Skane (pronounced ‘Skorr-ner’) is Sweden’s southernmost region and is geographically closer to Denmark than to much of the rest of Sweden, such that its heritage, especially that of the capital Malmo, has been largely influenced by its southern neighbour.
Climate And Landscape
This fascinating area has a mild climate and an ambience more reminiscent of the South of France than what is often perceived of Sweden. In terms of landscape, Skane is characterised by its rolling farmland, beechwood forests and and attractive and accessible coastline. The pace of life in Skane is conducive to relaxation – dipping in and out of local galleries and workshops, enjoying scenic strolls and and leisurely activities.
The vibrant city of Malmo which was given a new lease of life with the opening of the Oresund Bridge, physically linking Sweden to Denmark. Malmo has a buzzing café culture and many examples of architecture both traditional and modern in style. You can’t help but be ‘wowed’ by the Turning Torso tower which is now a true landmark of the city and a sign of its regeneration.
The northwest of Skane boasts a rugged coastline, with two peninsulas just crying out to be explored, whether on foot, or by bicycle.
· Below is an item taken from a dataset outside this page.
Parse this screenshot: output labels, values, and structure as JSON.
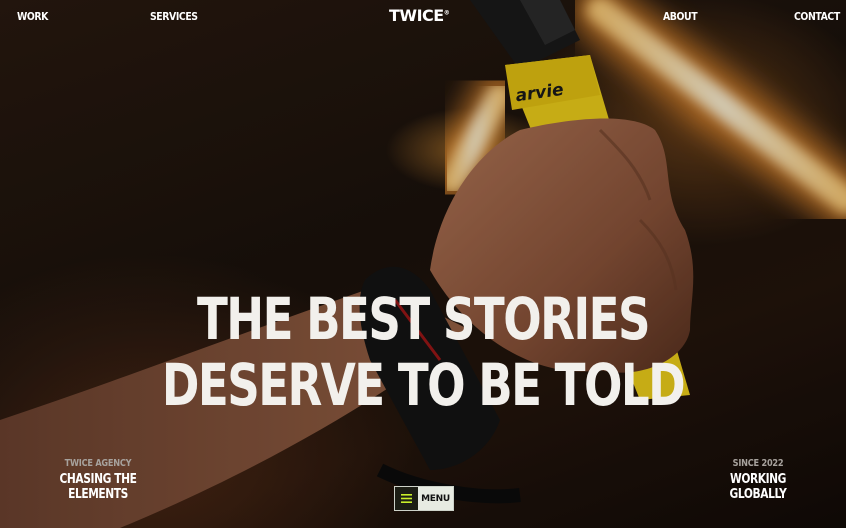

Kullaberg with it’s gently undulating hills offers amazing vistas and is home to one of Sweden’s most dramatic and controversial sculptures, Nimis. Constructed out of driftwood by artist Lars Vilks, it is huge and labyrinthine creation that has become a popular tourist attraction. Bjare Peninsula to the north is more rugged but has a natural beauty that deserves exploration.
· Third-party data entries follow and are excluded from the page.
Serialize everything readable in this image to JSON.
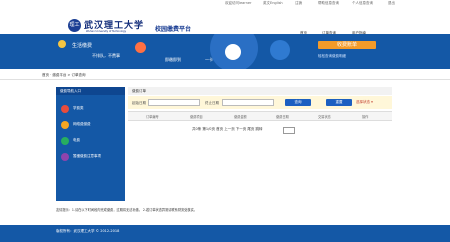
{
  "topbar": {
    "welcome": "欢迎访问learner",
    "lang": "英文English",
    "user": "注销",
    "help": "帮助信息查询",
    "personal": "个人信息查询",
    "exit": "退出"
  },
  "header": {
    "logo_text": "理工",
    "school_name": "武汉理工大学",
    "school_en": "Wuhan University of Technology",
    "site_title": "校园缴费平台",
    "nav": [
      "首页",
      "订单查询",
      "用户指南"
    ]
  },
  "banner": {
    "left_title": "生活缴费",
    "left_sub1": "不排队，不费事",
    "left_sub2": "即缴即到",
    "left_sub3": "一卡",
    "right_title": "收费账单",
    "right_sub": "轻松查询缴费明细"
  },
  "breadcrumb": "首页 · 缴费平台 > 订单查询",
  "sidebar": {
    "title": "缴费导航入口",
    "items": [
      {
        "label": "学费类",
        "color": "#e74c3c"
      },
      {
        "label": "网络费缴费",
        "color": "#f5a623"
      },
      {
        "label": "电费",
        "color": "#27ae60"
      },
      {
        "label": "暂缓缴费注意事项",
        "color": "#8e44ad"
      }
    ]
  },
  "panel": {
    "title": "缴费订单",
    "start_label": "起始日期",
    "end_label": "终止日期",
    "search_btn": "查询",
    "reset_btn": "重置",
    "select_label": "选择状态 ▾",
    "columns": [
      "订单编号",
      "缴费项目",
      "缴费金额",
      "缴费日期",
      "交易状态",
      "操作"
    ],
    "pager": "共0条 第1/0页 首页 上一页 下一页 尾页 跳转"
  },
  "notice": "友情提示：1.请在以下时间段内完成缴费，过期将无法补缴。  2.若订单状态异常请联系财务处核实。",
  "footer": "版权所有：武汉理工大学 © 2012-2018"
}
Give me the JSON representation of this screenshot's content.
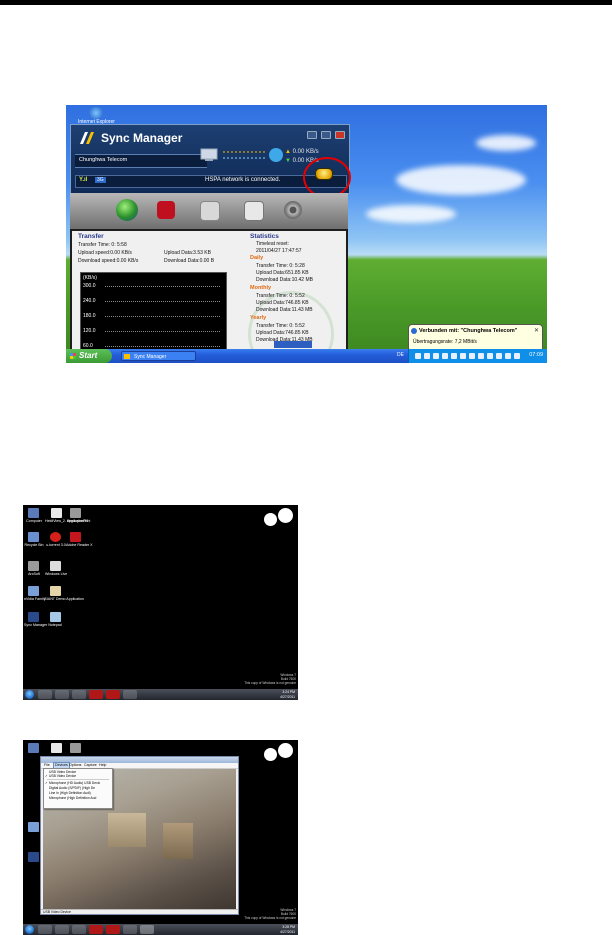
{
  "screenshot1": {
    "desktop_icon_label": "Internet Explorer",
    "app_title": "Sync Manager",
    "provider": "Chunghwa Telecom",
    "upload_rate": "0.00 KB/s",
    "download_rate": "0.00 KB/s",
    "signal_badge": "3G",
    "status_text": "HSPA network is connected.",
    "transfer": {
      "heading": "Transfer",
      "time": "Transfer Time: 0: 5:58",
      "upload_speed": "Upload speed:0.00 KB/s",
      "download_speed": "Download speed:0.00 KB/s",
      "upload_data": "Upload Data:3.53 KB",
      "download_data": "Download Data:0.00 B"
    },
    "graph": {
      "unit": "(KB/s)",
      "y_ticks": [
        "300.0",
        "240.0",
        "180.0",
        "120.0",
        "60.0"
      ]
    },
    "statistics": {
      "heading": "Statistics",
      "last_reset_label": "Timeleat reset:",
      "last_reset_value": "2011/04/27 17:47:57",
      "daily_heading": "Daily",
      "daily_time": "Transfer Time: 0: 5:28",
      "daily_upload": "Upload Data:651.85 KB",
      "daily_download": "Download Data:10.42 MB",
      "monthly_heading": "Monthly",
      "monthly_time": "Transfer Time: 0: 5:52",
      "monthly_upload": "Upload Data:746.85 KB",
      "monthly_download": "Download Data:11.43 MB",
      "yearly_heading": "Yearly",
      "yearly_time": "Transfer Time: 0: 5:52",
      "yearly_upload": "Upload Data:746.85 KB",
      "yearly_download": "Download Data:11.43 MB"
    },
    "balloon_title": "Verbunden mit: \"Chunghwa Telecom\"",
    "balloon_message": "Übertragungsrate: 7,2 MBit/s",
    "start_label": "Start",
    "task_label": "Sync Manager",
    "tray_lang": "DE",
    "clock": "07:09"
  },
  "screenshot2": {
    "icons": [
      {
        "label": "Computer"
      },
      {
        "label": "HeidiView_2. application30"
      },
      {
        "label": "EmployeePrint"
      },
      {
        "label": "Recycle Bin"
      },
      {
        "label": "u-torrent 3.0"
      },
      {
        "label": "Adobe Reader X"
      },
      {
        "label": "ArcSoft"
      },
      {
        "label": "Windows Live"
      },
      {
        "label": "nVidia Family"
      },
      {
        "label": "GIANT Demo Application"
      },
      {
        "label": "Sync Manager"
      },
      {
        "label": "Notepad"
      }
    ],
    "watermark": [
      "Windows 7",
      "Build 7600",
      "This copy of Windows is not genuine"
    ],
    "clock": [
      "3:24 PM",
      "4/27/2011"
    ]
  },
  "screenshot3": {
    "menu": [
      "File",
      "Devices",
      "Options",
      "Capture",
      "Help"
    ],
    "dropdown": [
      {
        "label": "USB Video Device",
        "checked": false
      },
      {
        "label": "USB Video Device",
        "checked": true
      },
      {
        "label": "Microphone (HD Audio) USB Devic",
        "checked": true
      },
      {
        "label": "Digital Audio (S/PDIF) (High De",
        "checked": false
      },
      {
        "label": "Line In (High Definition Audi)",
        "checked": false
      },
      {
        "label": "Microphone (High Definition Aud",
        "checked": false
      }
    ],
    "status": "USB Video Device",
    "watermark": [
      "Windows 7",
      "Build 7600",
      "This copy of Windows is not genuine"
    ],
    "clock": [
      "3:28 PM",
      "4/27/2011"
    ]
  }
}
The pretty market town of Ystad is a joy to explore with quaint cobbled streets and a picture-perfect central square. This is the perfect base from which to explore the striking Osterlen region including Sweden’s version of Stonehenge, Ales Stenar. This area has provided much inspiration for artists and writers, including Henning Mankell the creator of Wallander. Indeed, it is possible to join a tour around the places featured in the televised series of the detective novels.
It is a region forever building on its reputation as a quality destination, especially with regard to its cuisine. The climate provides perfect conditions to grow top quality produce which is then beautifully prepared bypassionate chefs who are drawn to the region for this reason. Restaurants abound, whether in small fishing hamlets or attached to hotels.
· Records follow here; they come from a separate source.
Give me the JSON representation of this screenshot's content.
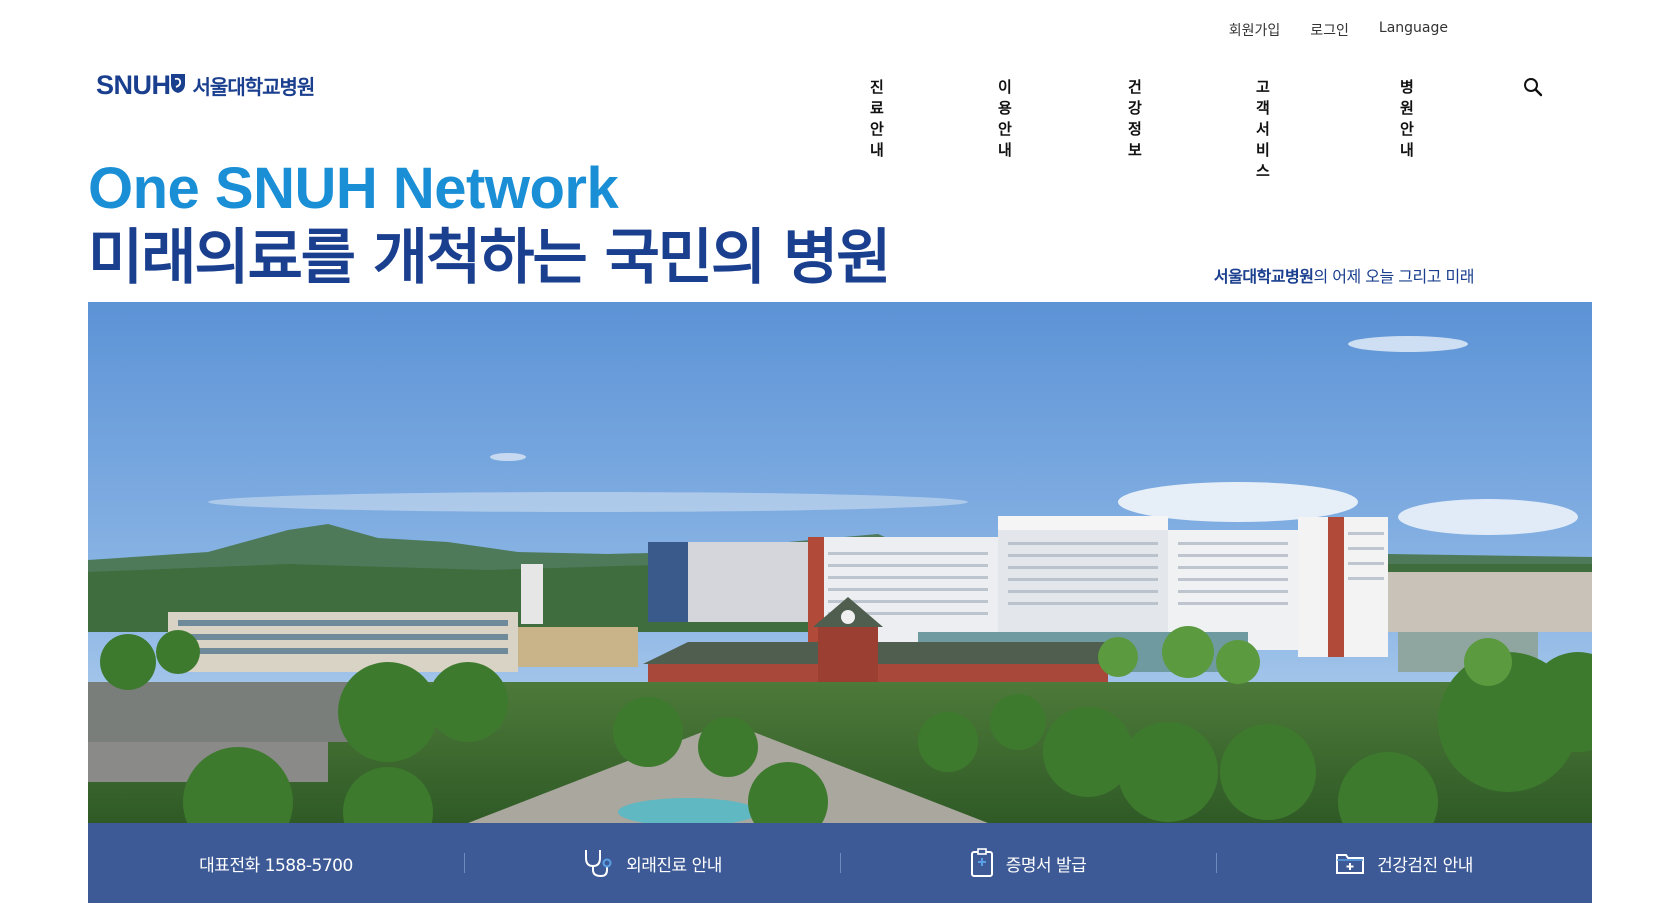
{
  "utility_nav": [
    "회원가입",
    "로그인",
    "Language"
  ],
  "logo": {
    "en": "SNUH",
    "ko": "서울대학교병원"
  },
  "main_nav": [
    "진료안내",
    "이용안내",
    "건강정보",
    "고객서비스",
    "병원안내"
  ],
  "hero": {
    "title_en": "One SNUH Network",
    "title_ko": "미래의료를 개척하는 국민의 병원",
    "subtitle_bold": "서울대학교병원",
    "subtitle_rest": "의 어제 오늘 그리고 미래"
  },
  "quick_links": {
    "phone": "대표전화 1588-5700",
    "outpatient": "외래진료 안내",
    "certificate": "증명서 발급",
    "checkup": "건강검진 안내"
  },
  "colors": {
    "brand_navy": "#1a3f8f",
    "brand_blue": "#1a8fd6",
    "quick_bar": "#3d5a96"
  },
  "icons": [
    "search-icon",
    "stethoscope-icon",
    "clipboard-icon",
    "medical-folder-icon"
  ]
}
Don’t miss the distinctively bohemian university town of Lund with its fine cathedral, the Renaissance influenced town of Kristianstad and Ahus, the home of Absolut Vodka. The north west is also known as Sweden’s pottery district where it is possible to drop in and see ceramics being made as they have been for many years.